Inv. Oz 167-169 (Linton 1923: 167)
Humphrey No. 104: ‘A pendant formed of the outer lip of a Bulls-mouth helmet Shell and worn at the Breast by the Natives of the Friendly Isles.’
The three objects differ only slightly with regard to the pendants made of shell, bone, or tooth material. The basic shape is that of a somewhat curved tooth, ending in a slightly pointed tip at the lower end, but with a horizontally sawed oval plane at the upper end. A few millimetres below the upper end there is a drilled hole (c. 5 mm in diameter), in the case of Oz 167 and Oz 169 with a thick twisted cord (between 35 and 70-80 cm long) (cf. also Linton 1923 PI. 78, A) or in the case of Oz 168 a piece of tapa threaded through. Linton wrote that this is a whale tooth which was highly valued as a breast ornament, and which had religious significance. Because the Marquesans did not hunt whales, the demand would have been far greater than the supply. According to Porter (1823), it was possible to buy a shipload of sandalwood for ten large teeth.
A pendant of this shape is listed in the Humphrey catalogue with the text printed above. Two of these objects may possibly be assigned to the Forster Collection. Brigitta Hauser-Schaüblin
Linton, Ralph, The Material Culture of the Marquesas Islands, Memoirs of the Bernice P Bishop Museum, Honolulu, 1923, vol. 8, no. 5.

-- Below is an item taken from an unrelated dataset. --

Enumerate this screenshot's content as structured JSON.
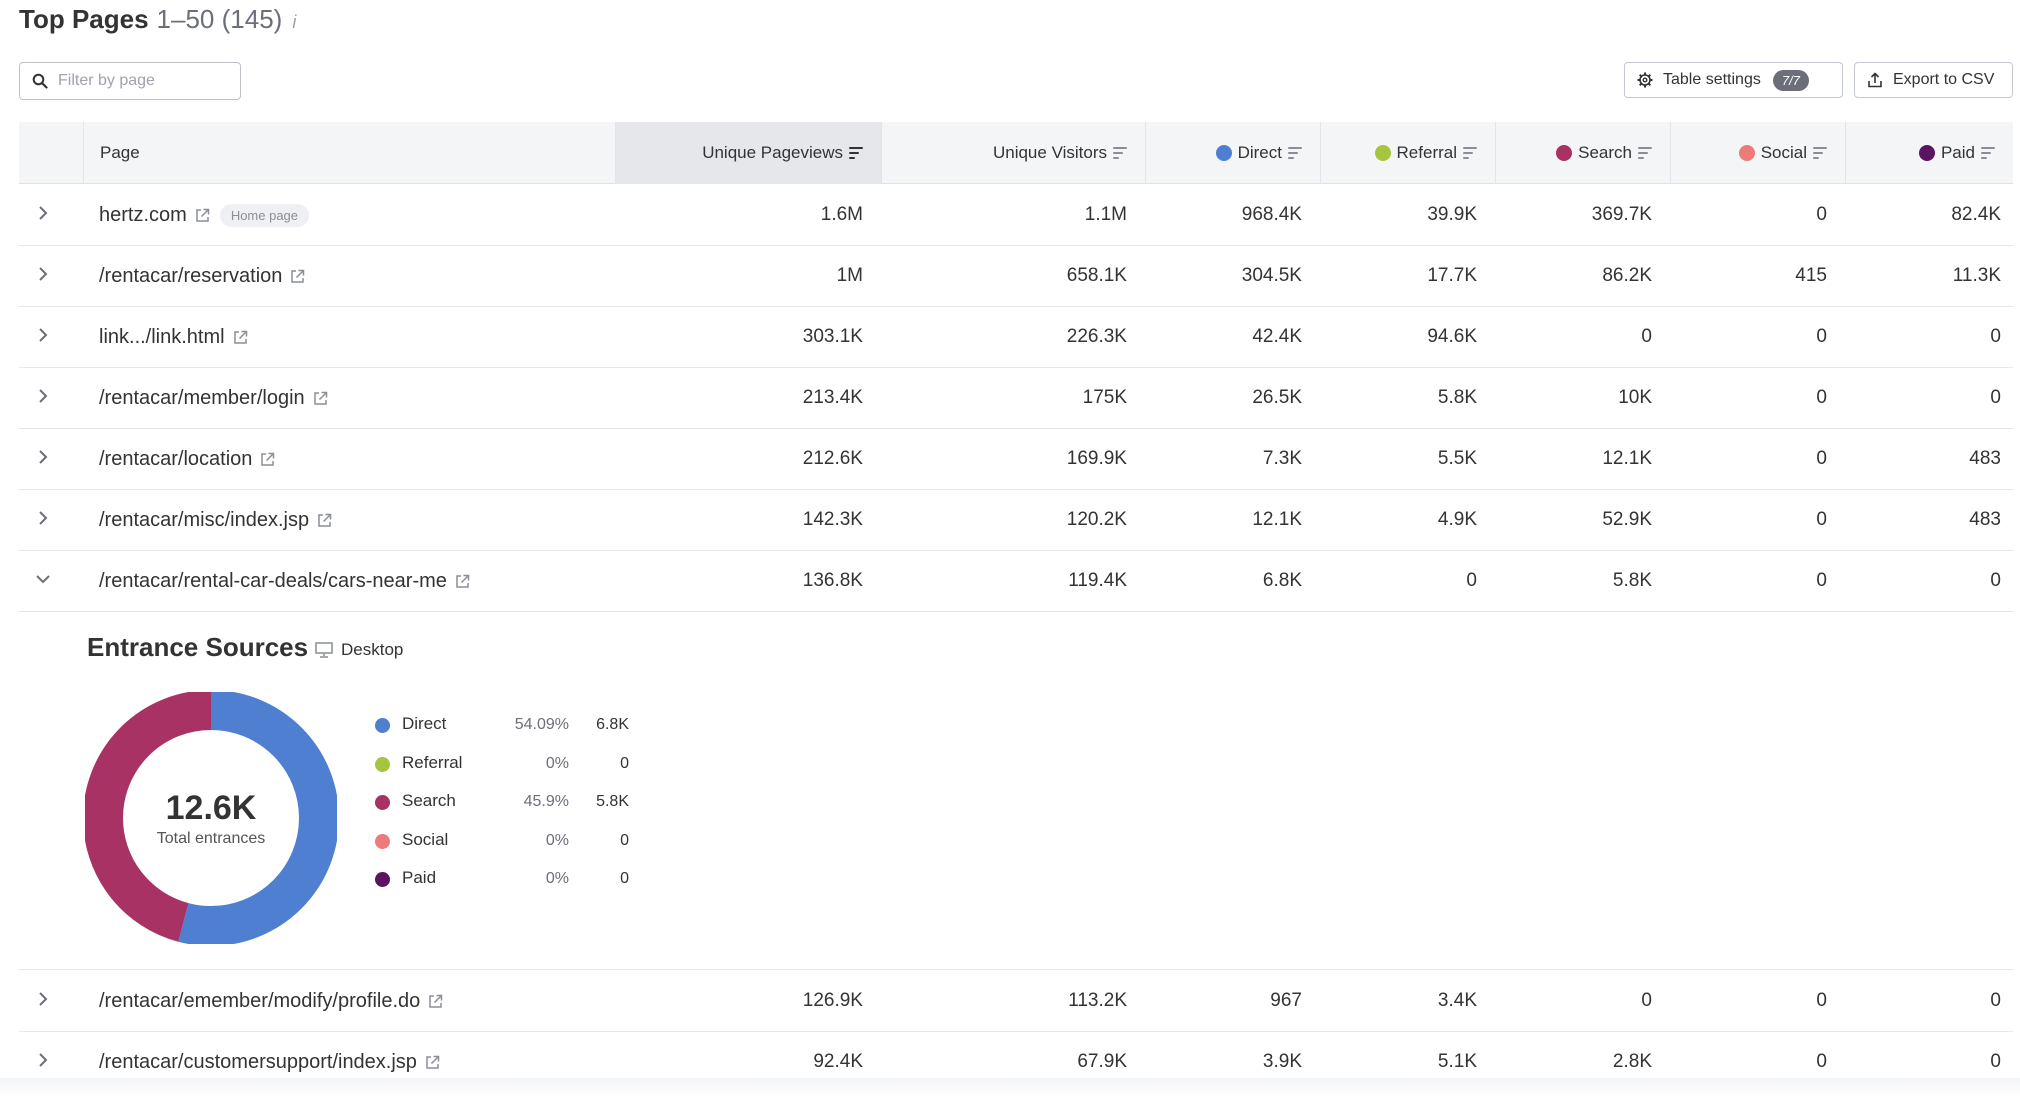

Porter, David, Journal of a Cruise Made to the Pacific Ocean, by Captain David Porter in the United States Frigate Essex, in the Years 1812, 1813, and 1814, Bradford and Inskeep, Philadelphia, 1815, Wiley & Halstead, New York, 1822, reprinted and edited by RD Madison, Naval Institute Press, Annapolis, 1986.